"He needs to pitch," said Francona. "He will go down and pitch an inning [Tuesday]. He's going to report right away so he can get an inning and get back on track."
Timlin still in holding pattern: After giving up two hits and two runs over just two-thirds of an inning at Pawtucket on Sunday, Mike Timlin will make at least two more rehab appearances before being activated.
"He's going to go back to Pawtucket [on Monday] night and Thursday for another inning," Francona said. "The good news is he felt pretty strong and healthy. He didn't locate like he wants to or probably needs to. And again, he's frustrated. Not so much about going back but just that he didn't get through the inning last night. He had gotten to a pitch limit."
The Red Sox had given Pawtucket manager Ron Johnson a pitch limit of 20 for Timlin. He had reached 18 before being removed with two outs.
"He was frustrated because he wanted to finish the inning," Francona said. "We said, 'Put yourself in RJ's shoes. If you have a 10-pitch at-bat, somebody is calling RJ.' RJ did the safe thing. I don't blame him, I would have done the same thing."
Coco running them down: It is not your imagination. Coco Crisp has become a better center fielder this season than he was last. It seems that Crisp has been a near nightly presence on the defensive highlight film.
"I think he's playing center field with a lot of confidence," said Francona. "We talk about that at the plate, but he's playing defense with confidence. He's on the move. You look up and he's on the move. He's doing a great job out there. He's not just out-running balls. He's positioning himself. He's very aware. You see him move when certain hitters get to two strikes. He's done a great job."
Interestingly, the thing that Crisp seems to be most pleased with is the improvement he's made with his arm.
Crisp credits the improvement with a new arm slot that he's worked on with bench coach Brad Mills.
"When I used to throw as a second baseman, they had me throw from short," said Crisp. "In the outfield, I couldn't find my arm slot. Millsy told me to go back to the way I was throwing as a kid. It's weird, because I'm throwing from a shorter arm slot."
On deck: Beckett will be opposed by right-hander Jeremy Sowers (1-4, 6.29 ERA) in the middle game of this series on Tuesday.

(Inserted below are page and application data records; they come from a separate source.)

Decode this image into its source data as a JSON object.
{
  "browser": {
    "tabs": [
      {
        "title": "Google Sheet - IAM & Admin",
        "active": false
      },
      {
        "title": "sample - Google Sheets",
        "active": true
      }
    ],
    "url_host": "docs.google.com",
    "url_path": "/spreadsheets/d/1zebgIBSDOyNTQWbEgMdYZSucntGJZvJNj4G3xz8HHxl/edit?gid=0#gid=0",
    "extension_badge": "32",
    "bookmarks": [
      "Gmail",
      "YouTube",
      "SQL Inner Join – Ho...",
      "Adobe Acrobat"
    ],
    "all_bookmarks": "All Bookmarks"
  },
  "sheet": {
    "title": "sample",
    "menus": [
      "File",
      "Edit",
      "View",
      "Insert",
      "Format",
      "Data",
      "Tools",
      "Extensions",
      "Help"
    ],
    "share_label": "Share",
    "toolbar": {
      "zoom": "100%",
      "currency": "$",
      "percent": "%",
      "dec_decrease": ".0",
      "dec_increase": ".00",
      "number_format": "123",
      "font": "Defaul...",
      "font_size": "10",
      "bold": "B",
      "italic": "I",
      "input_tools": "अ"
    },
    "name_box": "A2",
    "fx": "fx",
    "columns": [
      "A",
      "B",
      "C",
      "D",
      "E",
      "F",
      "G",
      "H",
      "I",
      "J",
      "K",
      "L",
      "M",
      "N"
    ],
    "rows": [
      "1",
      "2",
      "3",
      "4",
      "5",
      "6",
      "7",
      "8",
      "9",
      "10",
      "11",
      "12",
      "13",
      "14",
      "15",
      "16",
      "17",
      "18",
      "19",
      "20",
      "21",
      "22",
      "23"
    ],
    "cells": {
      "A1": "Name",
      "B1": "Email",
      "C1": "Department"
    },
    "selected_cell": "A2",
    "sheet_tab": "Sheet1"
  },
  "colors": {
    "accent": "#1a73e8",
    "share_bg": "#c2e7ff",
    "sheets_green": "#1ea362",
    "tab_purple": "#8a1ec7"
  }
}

First pitch is scheduled for 7:05 p.m. ET.
Ian Browne is a reporter for MLB.com. This story was not subject to the approval of Major League Baseball or its clubs.